[Input Boundary: Start]

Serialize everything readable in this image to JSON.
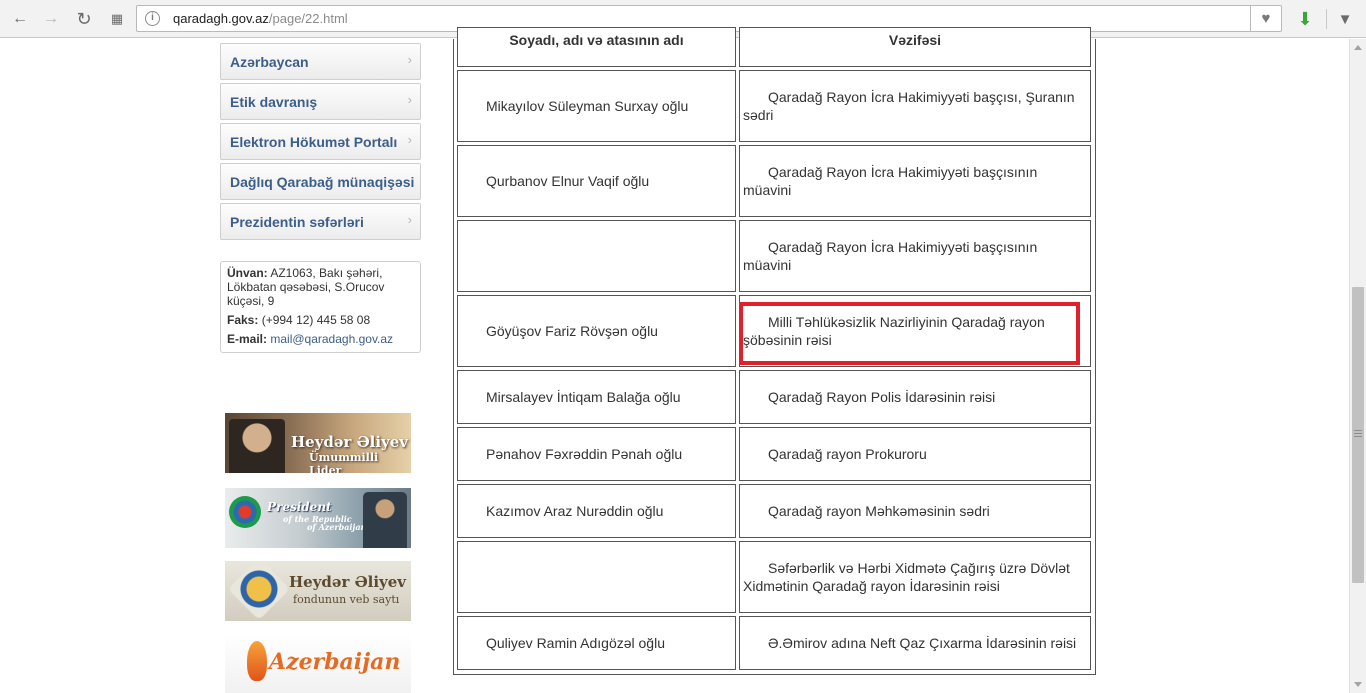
{
  "browser": {
    "url_host": "qaradagh.gov.az",
    "url_path": "/page/22.html"
  },
  "sidebar": {
    "menu": [
      {
        "label": "Azərbaycan"
      },
      {
        "label": "Etik davranış"
      },
      {
        "label": "Elektron Hökumət Portalı"
      },
      {
        "label": "Dağlıq Qarabağ münaqişəsi"
      },
      {
        "label": "Prezidentin səfərləri"
      }
    ],
    "contact": {
      "address_label": "Ünvan:",
      "address_value": "AZ1063, Bakı şəhəri, Lökbatan qəsəbəsi, S.Orucov küçəsi, 9",
      "fax_label": "Faks:",
      "fax_value": "(+994 12) 445 58 08",
      "email_label": "E-mail:",
      "email_value": "mail@qaradagh.gov.az"
    },
    "banners": [
      {
        "line1": "Heydər Əliyev",
        "line2": "Ümummilli Lider"
      },
      {
        "line1": "President",
        "line2": "of the Republic",
        "line3": "of Azerbaijan"
      },
      {
        "line1": "Heydər Əliyev",
        "line2": "fondunun veb saytı"
      },
      {
        "line1": "Azerbaijan"
      }
    ]
  },
  "table": {
    "headers": {
      "name": "Soyadı, adı və atasının adı",
      "position": "Vəzifəsi"
    },
    "rows": [
      {
        "name": "Mikayılov Süleyman Surxay oğlu",
        "position": "Qaradağ Rayon İcra Hakimiyyəti başçısı, Şuranın sədri"
      },
      {
        "name": "Qurbanov Elnur Vaqif oğlu",
        "position": "Qaradağ Rayon İcra Hakimiyyəti başçısının müavini"
      },
      {
        "name": "",
        "position": "Qaradağ Rayon İcra Hakimiyyəti başçısının müavini"
      },
      {
        "name": "Göyüşov Fariz Rövşən oğlu",
        "position": "Milli Təhlükəsizlik Nazirliyinin Qaradağ rayon şöbəsinin rəisi"
      },
      {
        "name": "Mirsalayev İntiqam Balağa oğlu",
        "position": "Qaradağ Rayon Polis İdarəsinin rəisi"
      },
      {
        "name": "Pənahov Fəxrəddin Pənah oğlu",
        "position": "Qaradağ rayon Prokuroru"
      },
      {
        "name": "Kazımov Araz Nurəddin oğlu",
        "position": "Qaradağ rayon Məhkəməsinin sədri"
      },
      {
        "name": "",
        "position": "Səfərbərlik və Hərbi Xidmətə Çağırış üzrə Dövlət Xidmətinin Qaradağ rayon İdarəsinin rəisi"
      },
      {
        "name": "Quliyev Ramin Adıgözəl oğlu",
        "position": "Ə.Əmirov adına Neft Qaz Çıxarma İdarəsinin rəisi"
      }
    ]
  },
  "colors": {
    "highlight": "#e0202a",
    "menu_text": "#3c5e8a"
  }
}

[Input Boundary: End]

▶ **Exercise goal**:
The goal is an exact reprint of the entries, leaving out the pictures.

▶ **Exercise answer**:
Serialize everything readable in this image to JSON.
{
  "browser": {
    "url_host": "qaradagh.gov.az",
    "url_path": "/page/22.html"
  },
  "sidebar": {
    "menu": [
      {
        "label": "Azərbaycan"
      },
      {
        "label": "Etik davranış"
      },
      {
        "label": "Elektron Hökumət Portalı"
      },
      {
        "label": "Dağlıq Qarabağ münaqişəsi"
      },
      {
        "label": "Prezidentin səfərləri"
      }
    ],
    "contact": {
      "address_label": "Ünvan:",
      "address_value": "AZ1063, Bakı şəhəri, Lökbatan qəsəbəsi, S.Orucov küçəsi, 9",
      "fax_label": "Faks:",
      "fax_value": "(+994 12) 445 58 08",
      "email_label": "E-mail:",
      "email_value": "mail@qaradagh.gov.az"
    },
    "banners": [
      {
        "line1": "Heydər Əliyev",
        "line2": "Ümummilli Lider"
      },
      {
        "line1": "President",
        "line2": "of the Republic",
        "line3": "of Azerbaijan"
      },
      {
        "line1": "Heydər Əliyev",
        "line2": "fondunun veb saytı"
      },
      {
        "line1": "Azerbaijan"
      }
    ]
  },
  "table": {
    "headers": {
      "name": "Soyadı, adı və atasının adı",
      "position": "Vəzifəsi"
    },
    "rows": [
      {
        "name": "Mikayılov Süleyman Surxay oğlu",
        "position": "Qaradağ Rayon İcra Hakimiyyəti başçısı, Şuranın sədri"
      },
      {
        "name": "Qurbanov Elnur Vaqif oğlu",
        "position": "Qaradağ Rayon İcra Hakimiyyəti başçısının müavini"
      },
      {
        "name": "",
        "position": "Qaradağ Rayon İcra Hakimiyyəti başçısının müavini"
      },
      {
        "name": "Göyüşov Fariz Rövşən oğlu",
        "position": "Milli Təhlükəsizlik Nazirliyinin Qaradağ rayon şöbəsinin rəisi"
      },
      {
        "name": "Mirsalayev İntiqam Balağa oğlu",
        "position": "Qaradağ Rayon Polis İdarəsinin rəisi"
      },
      {
        "name": "Pənahov Fəxrəddin Pənah oğlu",
        "position": "Qaradağ rayon Prokuroru"
      },
      {
        "name": "Kazımov Araz Nurəddin oğlu",
        "position": "Qaradağ rayon Məhkəməsinin sədri"
      },
      {
        "name": "",
        "position": "Səfərbərlik və Hərbi Xidmətə Çağırış üzrə Dövlət Xidmətinin Qaradağ rayon İdarəsinin rəisi"
      },
      {
        "name": "Quliyev Ramin Adıgözəl oğlu",
        "position": "Ə.Əmirov adına Neft Qaz Çıxarma İdarəsinin rəisi"
      }
    ]
  },
  "colors": {
    "highlight": "#e0202a",
    "menu_text": "#3c5e8a"
  }
}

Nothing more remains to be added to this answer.